Browne adds, “To do large-scale art exhibitions, staging performance plays of a number of actors is a pretty expensive endeavor, or producing [public] scholarship, requires patrons of all stripes to get behind institutions to support them.” Fostering a creative community requires providing financial support to artists.
Lastly, he sees the art market as being driven by the work of artists, as well as the financial decisions that we make to support them. “I think the art market responds to artists with focused narratives about why they’re producing work and what story they’re trying to tell, and the market will respond appropriately,” Browne says.
“The market is evolving around broadening the narrative of American art—the African American experience is a part of that story, and institutions are starting to recognize that,” Browne adds.
In one experience, Browne discussed an exhibition at PAFA in 2015 highlighting the work of Norman Lewis. This exhibition gained attention from the New York Times, which categorized it as “Black artists marching into the museum.” The market immediately responded to this exhibition, as prices went up and the demand for Lewis’ work increased.

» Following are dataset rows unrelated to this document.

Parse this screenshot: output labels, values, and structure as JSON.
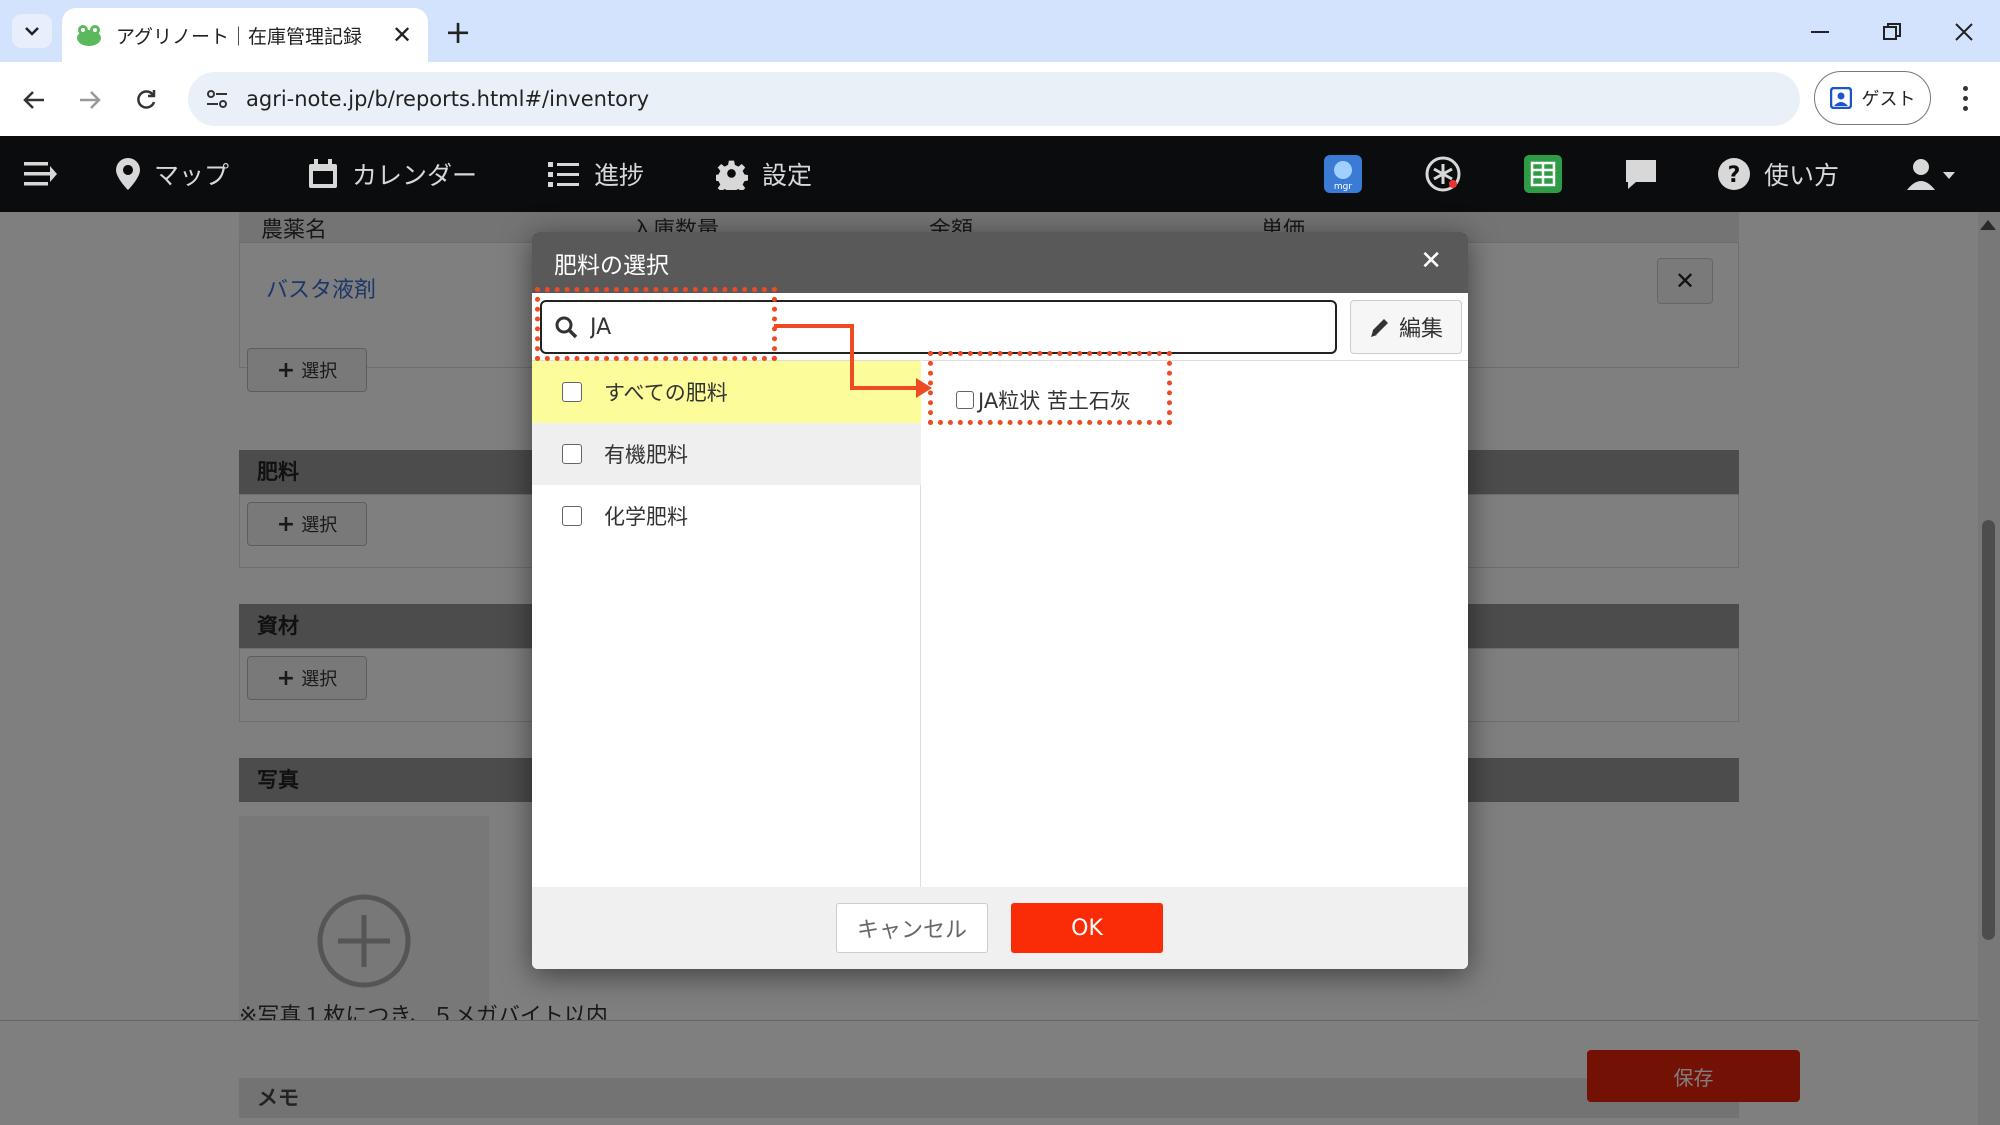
{
  "browser": {
    "tab_title": "アグリノート｜在庫管理記録",
    "url": "agri-note.jp/b/reports.html#/inventory",
    "profile_label": "ゲスト"
  },
  "navbar": {
    "items": [
      {
        "label": "マップ",
        "icon": "map-pin-icon"
      },
      {
        "label": "カレンダー",
        "icon": "calendar-icon"
      },
      {
        "label": "進捗",
        "icon": "checklist-icon"
      },
      {
        "label": "設定",
        "icon": "gear-icon"
      }
    ],
    "help_label": "使い方"
  },
  "background_page": {
    "pesticide_columns": [
      "農薬名",
      "入庫数量",
      "金額",
      "単価"
    ],
    "pesticide_row_name": "バスタ液剤",
    "select_label": "選択",
    "fertilizer_section": "肥料",
    "materials_section": "資材",
    "photo_section": "写真",
    "photo_note": "※写真１枚につき、５メガバイト以内",
    "memo_section": "メモ",
    "save_label": "保存"
  },
  "modal": {
    "title": "肥料の選択",
    "search_value": "JA",
    "edit_label": "編集",
    "categories": [
      {
        "label": "すべての肥料",
        "selected": true
      },
      {
        "label": "有機肥料",
        "selected": false
      },
      {
        "label": "化学肥料",
        "selected": false
      }
    ],
    "results": [
      {
        "label": "JA粒状 苦土石灰",
        "checked": false
      }
    ],
    "cancel_label": "キャンセル",
    "ok_label": "OK"
  },
  "colors": {
    "accent_red": "#fa2c07",
    "highlight": "#ee4a23",
    "selected_row": "#fcfc9a"
  }
}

Overall, following the sentiment of Swiss Beatz and Alicia Keys, Jay-Z and Beyoncé, Sean “Diddy” Combs, Dr. Kelli Morgan, and Reginald Browne, the art market has the potential to be what we make it. No matter the fluctuation of the art market and the trends that are driven by cultural capital, the market can be a mechanism to promote Black art, scholarship and economic independence. That begins with your decision to buy a work of art, supporting residencies, investing in curatorial practices, supporting arts organizations, and more. It takes a village to do this work, and the art buck stops here.